    It seems like there is overwhelming selective pressure in the direction of clever politicians as church leaders and away from leaders who are willing to make tough and often unpopular decisions. After all, their leadership is dependent upon their popularity.

  3. tjw,
    Yes, it's depressing. Human wise- there's no magic oracle in this life. There's no one who won't disappoint you in the end in one way or another.

    "But when one group concludes that the other is corrupt, how do they know that they are correct? Are they no less susceptible to the human flaws that they claim brought the others to err?"

    If it can't know it's correct, it can't know if it's following the correct leaders, can it?
    Also, you can't use a borderline case to disprove a general principle. That would be like saying that because corrupt judges and police officers have existed, we all need to be anarchists. In general when clergy are found to be corrupt, it's usually something pretty egregious having to do with sex or money. It's not based on some subtle point that the laity are misunderstanding.

    Selective pressure may be towards leaders who are talented at covering up their own indiscretions (which is true of Catholic bishops as well), but if there is in principle accountability to an objective moral standard, the system can at least be corrected (as with Haggard).

    Your last paragraph really doesn't change the balance. You're pointing to the possibility of the corruption of the laity (with the collusion of leaders) rather than of the magisterium - if sound leaders are discouraged, then the laity would have corrupted doctrine. But you haven't shown why this is less reformable than an institution accountable to no one. Your argument that freedom from accountability would result in better leaders seems to lack logical force, and with the scandals such as these it lacks empirical force as well.

  4. One more thing, tjw - this question of Sola Scriptura vs authority of the RCC can't be short circuited by the kind of argument you're trying to make, since both sides can bring up similar objections.

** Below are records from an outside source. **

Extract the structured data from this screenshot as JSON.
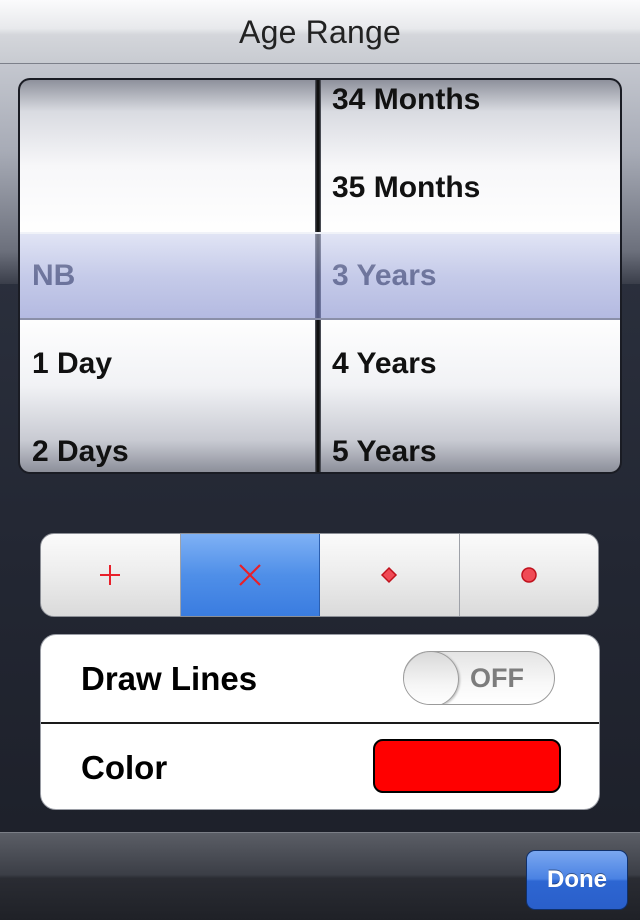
{
  "header": {
    "title": "Age Range"
  },
  "picker": {
    "left_column": [
      "",
      "",
      "NB",
      "1 Day",
      "2 Days"
    ],
    "right_column": [
      "34 Months",
      "35 Months",
      "3 Years",
      "4 Years",
      "5 Years"
    ],
    "selected": {
      "left": "NB",
      "right": "3 Years"
    }
  },
  "marker_style": {
    "options": [
      {
        "icon": "plus-icon"
      },
      {
        "icon": "cross-icon",
        "selected": true
      },
      {
        "icon": "diamond-icon"
      },
      {
        "icon": "circle-icon"
      }
    ],
    "icon_color": "#e8202a"
  },
  "settings": {
    "draw_lines": {
      "label": "Draw Lines",
      "state": "OFF"
    },
    "color": {
      "label": "Color",
      "value": "#ff0000"
    }
  },
  "toolbar": {
    "done_label": "Done"
  }
}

    It needs to stay with the questions of what the Bible means by 'Church', what it says about ecclesiology, authority, transmission of doctrine, etc. (unless you subscribe to a partim partim view, I guess).